▸ RECORD SET
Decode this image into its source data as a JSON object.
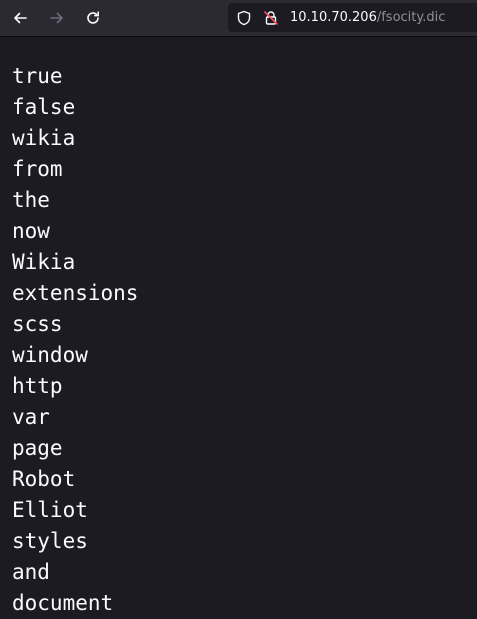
{
  "browser": {
    "url_host": "10.10.70.206",
    "url_path": "/fsocity.dic"
  },
  "content": {
    "lines": [
      "true",
      "false",
      "wikia",
      "from",
      "the",
      "now",
      "Wikia",
      "extensions",
      "scss",
      "window",
      "http",
      "var",
      "page",
      "Robot",
      "Elliot",
      "styles",
      "and",
      "document"
    ]
  }
}
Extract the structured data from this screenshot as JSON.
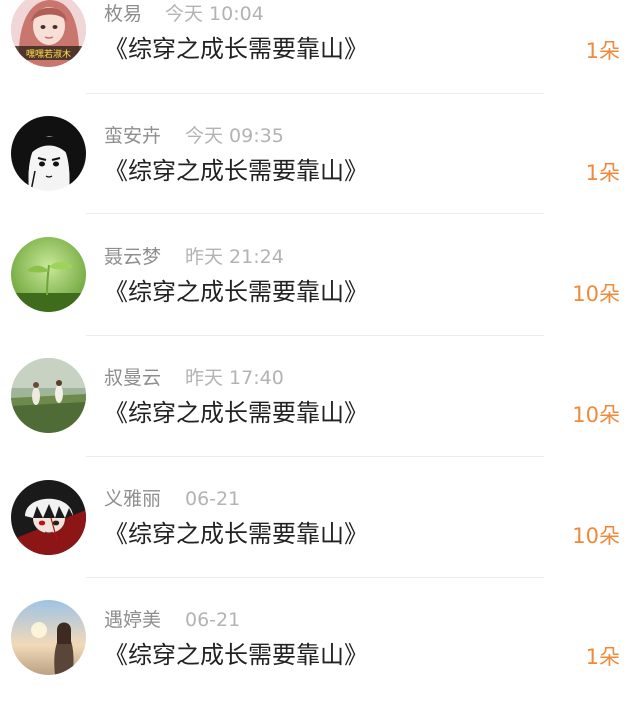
{
  "items": [
    {
      "name": "枚易",
      "time": "今天  10:04",
      "title": "《综穿之成长需要靠山》",
      "count": "1朵",
      "avatar_text": "嘿嘿若淑木"
    },
    {
      "name": "蛮安卉",
      "time": "今天  09:35",
      "title": "《综穿之成长需要靠山》",
      "count": "1朵"
    },
    {
      "name": "聂云梦",
      "time": "昨天  21:24",
      "title": "《综穿之成长需要靠山》",
      "count": "10朵"
    },
    {
      "name": "叔曼云",
      "time": "昨天  17:40",
      "title": "《综穿之成长需要靠山》",
      "count": "10朵"
    },
    {
      "name": "义雅丽",
      "time": "06-21",
      "title": "《综穿之成长需要靠山》",
      "count": "10朵"
    },
    {
      "name": "遇婷美",
      "time": "06-21",
      "title": "《综穿之成长需要靠山》",
      "count": "1朵"
    }
  ],
  "colors": {
    "count": "#f08a3a",
    "name": "#8e8e8e",
    "time": "#b3b3b3",
    "title": "#222222",
    "divider": "#ececec"
  },
  "avatars": [
    "pink-hair-girl-avatar",
    "anime-girl-black-hair-avatar",
    "green-sprout-avatar",
    "girls-running-field-avatar",
    "anime-white-hair-boy-avatar",
    "woman-sunset-avatar"
  ]
}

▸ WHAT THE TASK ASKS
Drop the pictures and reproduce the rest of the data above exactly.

▸ TASK RESULT
Decode this image into its source data as a JSON object.
{
  "browser": {
    "url_host": "10.10.70.206",
    "url_path": "/fsocity.dic"
  },
  "content": {
    "lines": [
      "true",
      "false",
      "wikia",
      "from",
      "the",
      "now",
      "Wikia",
      "extensions",
      "scss",
      "window",
      "http",
      "var",
      "page",
      "Robot",
      "Elliot",
      "styles",
      "and",
      "document"
    ]
  }
}
Extract the structured data from this screenshot as JSON.
{
  "items": [
    {
      "name": "枚易",
      "time": "今天  10:04",
      "title": "《综穿之成长需要靠山》",
      "count": "1朵",
      "avatar_text": "嘿嘿若淑木"
    },
    {
      "name": "蛮安卉",
      "time": "今天  09:35",
      "title": "《综穿之成长需要靠山》",
      "count": "1朵"
    },
    {
      "name": "聂云梦",
      "time": "昨天  21:24",
      "title": "《综穿之成长需要靠山》",
      "count": "10朵"
    },
    {
      "name": "叔曼云",
      "time": "昨天  17:40",
      "title": "《综穿之成长需要靠山》",
      "count": "10朵"
    },
    {
      "name": "义雅丽",
      "time": "06-21",
      "title": "《综穿之成长需要靠山》",
      "count": "10朵"
    },
    {
      "name": "遇婷美",
      "time": "06-21",
      "title": "《综穿之成长需要靠山》",
      "count": "1朵"
    }
  ],
  "colors": {
    "count": "#f08a3a",
    "name": "#8e8e8e",
    "time": "#b3b3b3",
    "title": "#222222",
    "divider": "#ececec"
  },
  "avatars": [
    "pink-hair-girl-avatar",
    "anime-girl-black-hair-avatar",
    "green-sprout-avatar",
    "girls-running-field-avatar",
    "anime-white-hair-boy-avatar",
    "woman-sunset-avatar"
  ]
}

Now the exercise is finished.